Assigned task => Set down a precise copy of the whole listing.

Data for review =>
--- --- ---
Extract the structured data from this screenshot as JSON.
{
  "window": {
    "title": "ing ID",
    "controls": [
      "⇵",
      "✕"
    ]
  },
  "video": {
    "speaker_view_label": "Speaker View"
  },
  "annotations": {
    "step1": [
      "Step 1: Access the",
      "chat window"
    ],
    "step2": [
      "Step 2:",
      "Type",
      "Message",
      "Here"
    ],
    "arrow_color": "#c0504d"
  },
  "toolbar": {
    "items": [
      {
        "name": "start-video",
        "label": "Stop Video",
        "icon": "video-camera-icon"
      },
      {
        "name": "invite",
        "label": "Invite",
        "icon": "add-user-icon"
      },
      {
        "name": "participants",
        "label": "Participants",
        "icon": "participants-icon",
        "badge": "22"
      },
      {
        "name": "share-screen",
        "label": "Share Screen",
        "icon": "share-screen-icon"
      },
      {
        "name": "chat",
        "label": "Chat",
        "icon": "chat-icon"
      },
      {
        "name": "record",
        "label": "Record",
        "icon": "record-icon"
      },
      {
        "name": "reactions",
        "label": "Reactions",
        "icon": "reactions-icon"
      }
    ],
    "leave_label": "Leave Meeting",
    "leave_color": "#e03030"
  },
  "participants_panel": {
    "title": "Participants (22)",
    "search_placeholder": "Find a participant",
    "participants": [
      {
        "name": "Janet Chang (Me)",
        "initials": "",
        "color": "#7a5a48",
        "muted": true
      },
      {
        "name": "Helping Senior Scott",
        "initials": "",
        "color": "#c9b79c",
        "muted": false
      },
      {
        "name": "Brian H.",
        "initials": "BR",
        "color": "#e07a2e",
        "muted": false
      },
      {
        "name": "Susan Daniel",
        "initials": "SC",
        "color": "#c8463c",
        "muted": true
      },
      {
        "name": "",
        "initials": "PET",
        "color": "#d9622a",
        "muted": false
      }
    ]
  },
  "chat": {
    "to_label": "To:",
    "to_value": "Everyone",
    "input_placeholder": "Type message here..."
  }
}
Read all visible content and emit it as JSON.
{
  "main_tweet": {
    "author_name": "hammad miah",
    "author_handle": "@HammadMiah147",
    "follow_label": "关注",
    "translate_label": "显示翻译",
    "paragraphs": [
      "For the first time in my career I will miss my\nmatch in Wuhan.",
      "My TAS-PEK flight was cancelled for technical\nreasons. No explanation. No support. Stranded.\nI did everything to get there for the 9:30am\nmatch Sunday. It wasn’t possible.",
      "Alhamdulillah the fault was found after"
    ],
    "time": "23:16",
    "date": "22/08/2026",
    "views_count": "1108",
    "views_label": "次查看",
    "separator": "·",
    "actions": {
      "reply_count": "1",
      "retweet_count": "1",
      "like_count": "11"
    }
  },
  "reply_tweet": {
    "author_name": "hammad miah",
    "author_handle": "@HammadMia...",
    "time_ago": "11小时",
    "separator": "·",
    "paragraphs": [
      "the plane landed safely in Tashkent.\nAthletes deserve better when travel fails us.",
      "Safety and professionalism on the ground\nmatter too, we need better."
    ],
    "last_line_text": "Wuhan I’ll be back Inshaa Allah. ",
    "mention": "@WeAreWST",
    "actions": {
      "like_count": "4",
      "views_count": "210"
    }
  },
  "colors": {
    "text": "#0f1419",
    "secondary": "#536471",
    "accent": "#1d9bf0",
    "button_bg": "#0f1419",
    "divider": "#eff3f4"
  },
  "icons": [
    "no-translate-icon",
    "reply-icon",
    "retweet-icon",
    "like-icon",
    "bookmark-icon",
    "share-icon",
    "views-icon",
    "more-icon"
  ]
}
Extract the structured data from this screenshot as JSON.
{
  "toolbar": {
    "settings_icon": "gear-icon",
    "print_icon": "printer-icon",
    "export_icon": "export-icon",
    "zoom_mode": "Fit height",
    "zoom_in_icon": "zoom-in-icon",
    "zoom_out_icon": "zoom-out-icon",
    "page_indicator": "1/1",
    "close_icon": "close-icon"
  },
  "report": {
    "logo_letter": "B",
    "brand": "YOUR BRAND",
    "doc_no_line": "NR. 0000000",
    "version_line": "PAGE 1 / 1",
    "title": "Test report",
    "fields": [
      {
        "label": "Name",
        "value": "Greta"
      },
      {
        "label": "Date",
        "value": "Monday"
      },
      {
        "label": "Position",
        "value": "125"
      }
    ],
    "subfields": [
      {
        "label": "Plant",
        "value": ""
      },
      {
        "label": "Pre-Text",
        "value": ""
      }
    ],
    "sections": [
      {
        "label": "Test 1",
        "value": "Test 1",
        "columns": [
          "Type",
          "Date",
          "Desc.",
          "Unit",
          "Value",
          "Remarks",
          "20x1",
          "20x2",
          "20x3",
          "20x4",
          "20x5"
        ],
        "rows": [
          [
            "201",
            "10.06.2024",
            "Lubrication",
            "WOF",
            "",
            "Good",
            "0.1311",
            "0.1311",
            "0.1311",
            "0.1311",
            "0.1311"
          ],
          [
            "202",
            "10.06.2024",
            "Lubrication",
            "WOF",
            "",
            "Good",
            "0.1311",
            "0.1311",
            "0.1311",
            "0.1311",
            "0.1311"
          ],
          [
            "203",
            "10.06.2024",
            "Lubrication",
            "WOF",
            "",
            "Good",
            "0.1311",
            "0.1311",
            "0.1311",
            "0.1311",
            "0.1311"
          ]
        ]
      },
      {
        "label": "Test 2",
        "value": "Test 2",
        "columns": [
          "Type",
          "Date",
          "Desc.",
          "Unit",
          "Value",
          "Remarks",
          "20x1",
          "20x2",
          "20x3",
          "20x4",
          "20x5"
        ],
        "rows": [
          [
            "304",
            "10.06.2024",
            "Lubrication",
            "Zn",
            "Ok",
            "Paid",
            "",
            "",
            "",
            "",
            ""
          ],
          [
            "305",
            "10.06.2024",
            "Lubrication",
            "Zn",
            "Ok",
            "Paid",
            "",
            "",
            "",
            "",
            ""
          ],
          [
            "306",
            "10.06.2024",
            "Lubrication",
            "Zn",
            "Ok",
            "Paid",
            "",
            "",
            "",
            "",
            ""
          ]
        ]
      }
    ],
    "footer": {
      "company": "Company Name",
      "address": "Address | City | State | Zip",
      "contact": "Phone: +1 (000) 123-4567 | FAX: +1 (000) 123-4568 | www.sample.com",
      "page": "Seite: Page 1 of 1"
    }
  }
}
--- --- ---
Answer for the task =>
Extract the structured data from this screenshot as JSON.
{
  "window": {
    "title": "ing ID",
    "controls": [
      "⇵",
      "✕"
    ]
  },
  "video": {
    "speaker_view_label": "Speaker View"
  },
  "annotations": {
    "step1": [
      "Step 1: Access the",
      "chat window"
    ],
    "step2": [
      "Step 2:",
      "Type",
      "Message",
      "Here"
    ],
    "arrow_color": "#c0504d"
  },
  "toolbar": {
    "items": [
      {
        "name": "start-video",
        "label": "Stop Video",
        "icon": "video-camera-icon"
      },
      {
        "name": "invite",
        "label": "Invite",
        "icon": "add-user-icon"
      },
      {
        "name": "participants",
        "label": "Participants",
        "icon": "participants-icon",
        "badge": "22"
      },
      {
        "name": "share-screen",
        "label": "Share Screen",
        "icon": "share-screen-icon"
      },
      {
        "name": "chat",
        "label": "Chat",
        "icon": "chat-icon"
      },
      {
        "name": "record",
        "label": "Record",
        "icon": "record-icon"
      },
      {
        "name": "reactions",
        "label": "Reactions",
        "icon": "reactions-icon"
      }
    ],
    "leave_label": "Leave Meeting",
    "leave_color": "#e03030"
  },
  "participants_panel": {
    "title": "Participants (22)",
    "search_placeholder": "Find a participant",
    "participants": [
      {
        "name": "Janet Chang (Me)",
        "initials": "",
        "color": "#7a5a48",
        "muted": true
      },
      {
        "name": "Helping Senior Scott",
        "initials": "",
        "color": "#c9b79c",
        "muted": false
      },
      {
        "name": "Brian H.",
        "initials": "BR",
        "color": "#e07a2e",
        "muted": false
      },
      {
        "name": "Susan Daniel",
        "initials": "SC",
        "color": "#c8463c",
        "muted": true
      },
      {
        "name": "",
        "initials": "PET",
        "color": "#d9622a",
        "muted": false
      }
    ]
  },
  "chat": {
    "to_label": "To:",
    "to_value": "Everyone",
    "input_placeholder": "Type message here..."
  }
}
Read all visible content and emit it as JSON.
{
  "main_tweet": {
    "author_name": "hammad miah",
    "author_handle": "@HammadMiah147",
    "follow_label": "关注",
    "translate_label": "显示翻译",
    "paragraphs": [
      "For the first time in my career I will miss my\nmatch in Wuhan.",
      "My TAS-PEK flight was cancelled for technical\nreasons. No explanation. No support. Stranded.\nI did everything to get there for the 9:30am\nmatch Sunday. It wasn’t possible.",
      "Alhamdulillah the fault was found after"
    ],
    "time": "23:16",
    "date": "22/08/2026",
    "views_count": "1108",
    "views_label": "次查看",
    "separator": "·",
    "actions": {
      "reply_count": "1",
      "retweet_count": "1",
      "like_count": "11"
    }
  },
  "reply_tweet": {
    "author_name": "hammad miah",
    "author_handle": "@HammadMia...",
    "time_ago": "11小时",
    "separator": "·",
    "paragraphs": [
      "the plane landed safely in Tashkent.\nAthletes deserve better when travel fails us.",
      "Safety and professionalism on the ground\nmatter too, we need better."
    ],
    "last_line_text": "Wuhan I’ll be back Inshaa Allah. ",
    "mention": "@WeAreWST",
    "actions": {
      "like_count": "4",
      "views_count": "210"
    }
  },
  "colors": {
    "text": "#0f1419",
    "secondary": "#536471",
    "accent": "#1d9bf0",
    "button_bg": "#0f1419",
    "divider": "#eff3f4"
  },
  "icons": [
    "no-translate-icon",
    "reply-icon",
    "retweet-icon",
    "like-icon",
    "bookmark-icon",
    "share-icon",
    "views-icon",
    "more-icon"
  ]
}
Extract the structured data from this screenshot as JSON.
{
  "toolbar": {
    "settings_icon": "gear-icon",
    "print_icon": "printer-icon",
    "export_icon": "export-icon",
    "zoom_mode": "Fit height",
    "zoom_in_icon": "zoom-in-icon",
    "zoom_out_icon": "zoom-out-icon",
    "page_indicator": "1/1",
    "close_icon": "close-icon"
  },
  "report": {
    "logo_letter": "B",
    "brand": "YOUR BRAND",
    "doc_no_line": "NR. 0000000",
    "version_line": "PAGE 1 / 1",
    "title": "Test report",
    "fields": [
      {
        "label": "Name",
        "value": "Greta"
      },
      {
        "label": "Date",
        "value": "Monday"
      },
      {
        "label": "Position",
        "value": "125"
      }
    ],
    "subfields": [
      {
        "label": "Plant",
        "value": ""
      },
      {
        "label": "Pre-Text",
        "value": ""
      }
    ],
    "sections": [
      {
        "label": "Test 1",
        "value": "Test 1",
        "columns": [
          "Type",
          "Date",
          "Desc.",
          "Unit",
          "Value",
          "Remarks",
          "20x1",
          "20x2",
          "20x3",
          "20x4",
          "20x5"
        ],
        "rows": [
          [
            "201",
            "10.06.2024",
            "Lubrication",
            "WOF",
            "",
            "Good",
            "0.1311",
            "0.1311",
            "0.1311",
            "0.1311",
            "0.1311"
          ],
          [
            "202",
            "10.06.2024",
            "Lubrication",
            "WOF",
            "",
            "Good",
            "0.1311",
            "0.1311",
            "0.1311",
            "0.1311",
            "0.1311"
          ],
          [
            "203",
            "10.06.2024",
            "Lubrication",
            "WOF",
            "",
            "Good",
            "0.1311",
            "0.1311",
            "0.1311",
            "0.1311",
            "0.1311"
          ]
        ]
      },
      {
        "label": "Test 2",
        "value": "Test 2",
        "columns": [
          "Type",
          "Date",
          "Desc.",
          "Unit",
          "Value",
          "Remarks",
          "20x1",
          "20x2",
          "20x3",
          "20x4",
          "20x5"
        ],
        "rows": [
          [
            "304",
            "10.06.2024",
            "Lubrication",
            "Zn",
            "Ok",
            "Paid",
            "",
            "",
            "",
            "",
            ""
          ],
          [
            "305",
            "10.06.2024",
            "Lubrication",
            "Zn",
            "Ok",
            "Paid",
            "",
            "",
            "",
            "",
            ""
          ],
          [
            "306",
            "10.06.2024",
            "Lubrication",
            "Zn",
            "Ok",
            "Paid",
            "",
            "",
            "",
            "",
            ""
          ]
        ]
      }
    ],
    "footer": {
      "company": "Company Name",
      "address": "Address | City | State | Zip",
      "contact": "Phone: +1 (000) 123-4567 | FAX: +1 (000) 123-4568 | www.sample.com",
      "page": "Seite: Page 1 of 1"
    }
  }
}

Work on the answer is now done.